Spotlight on NPs highlights exciting achievements and activities of American Association of Nurse Practitioners (AANP) members.
Congratulations to AANP Fellow Dr. Teri Moser Woo, who is the new director of the RN-to-BSN nursing program at Saint Martin’s University. “Dr. Woo brings in a wealth of experience in program development and management, strong relationships in the nursing education community, and a passion for the role of nursing education at a Catholic university. I am very excited about her joining us and look forward to the growth of this program in the near future,” said Jeff Crane, Ph.D., dean of the College of the Arts and Sciences. Read the press release.
For Patient Safety Awareness Week, AANP member Dr. Nicholas Carte co-authored an article on patient safety that was published by Southern New Hampshire University. The article lists communication and culture as primary factors and encourages clinicians to promote an ongoing dialogue with patients. Polypharmacy as a safety concern for older patients was also discussed.
A Home Health Care News article about developing a business case for palliative and community-based care quoted AANP member Rachel Cardoza.
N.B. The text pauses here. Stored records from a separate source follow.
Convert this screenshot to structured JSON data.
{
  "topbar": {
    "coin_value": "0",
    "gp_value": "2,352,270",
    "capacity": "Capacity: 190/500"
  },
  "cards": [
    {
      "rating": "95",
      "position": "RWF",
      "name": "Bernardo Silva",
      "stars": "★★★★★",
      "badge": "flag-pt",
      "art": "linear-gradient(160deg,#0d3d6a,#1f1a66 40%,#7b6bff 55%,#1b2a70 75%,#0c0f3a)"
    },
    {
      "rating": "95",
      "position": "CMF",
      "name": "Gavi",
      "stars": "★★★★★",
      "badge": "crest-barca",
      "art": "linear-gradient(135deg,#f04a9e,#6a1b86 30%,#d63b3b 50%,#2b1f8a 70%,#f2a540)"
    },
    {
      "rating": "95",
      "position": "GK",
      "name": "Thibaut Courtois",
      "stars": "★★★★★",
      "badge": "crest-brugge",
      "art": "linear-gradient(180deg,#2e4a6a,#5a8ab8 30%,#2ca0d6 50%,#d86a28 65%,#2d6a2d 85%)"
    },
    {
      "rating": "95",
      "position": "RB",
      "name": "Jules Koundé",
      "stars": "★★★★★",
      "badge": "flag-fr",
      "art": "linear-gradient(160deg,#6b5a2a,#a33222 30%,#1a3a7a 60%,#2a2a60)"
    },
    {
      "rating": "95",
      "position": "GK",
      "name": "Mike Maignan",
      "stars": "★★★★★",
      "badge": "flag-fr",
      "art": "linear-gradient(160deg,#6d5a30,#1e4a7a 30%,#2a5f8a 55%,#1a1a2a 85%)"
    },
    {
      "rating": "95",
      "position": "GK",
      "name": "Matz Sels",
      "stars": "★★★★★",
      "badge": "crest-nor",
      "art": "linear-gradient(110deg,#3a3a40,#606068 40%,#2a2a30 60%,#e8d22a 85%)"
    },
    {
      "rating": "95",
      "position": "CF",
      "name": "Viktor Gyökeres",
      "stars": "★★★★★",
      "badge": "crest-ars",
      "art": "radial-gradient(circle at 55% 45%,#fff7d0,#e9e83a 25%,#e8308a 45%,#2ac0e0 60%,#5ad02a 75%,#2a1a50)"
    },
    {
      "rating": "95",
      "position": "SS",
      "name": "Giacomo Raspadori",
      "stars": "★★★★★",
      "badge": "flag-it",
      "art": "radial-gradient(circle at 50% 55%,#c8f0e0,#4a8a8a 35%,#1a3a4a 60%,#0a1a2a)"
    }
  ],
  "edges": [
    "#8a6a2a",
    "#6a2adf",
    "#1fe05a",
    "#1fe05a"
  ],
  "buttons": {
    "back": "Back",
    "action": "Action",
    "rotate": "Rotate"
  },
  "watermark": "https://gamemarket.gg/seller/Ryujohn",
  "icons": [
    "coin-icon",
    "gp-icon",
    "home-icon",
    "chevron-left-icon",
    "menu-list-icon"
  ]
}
The article described steps one health system took to increase patients’ access to care and indicated that “Proving the business case for offering palliative care in addition to other services could help provide a pathway for wider access and funding in the future.”
AANP member Elisabeth Volpert is “determined to increase primary care access and improve health outcomes,” according to an article by the University of Louisville. “Over the past 10 years, I’ve seen patients turned away because of a lack of primary care providers,” Volpert said. “There is a great opportunity for advanced practice nurses – who are highly educated and equipped to provide evidence-based primary care – to fill that gap.”
A new at-home DNA breast cancer test may not provide patients a complete analysis of their risk, according to an article that quoted AANP member Elisabeth King. “About half the patients we follow for high-risk actually have negative genetic testing,” King said, “but they still have this concerning family history that we can’t explain. We’re still worried about you even though we haven’t found the thing causing all of the cancer in your family.”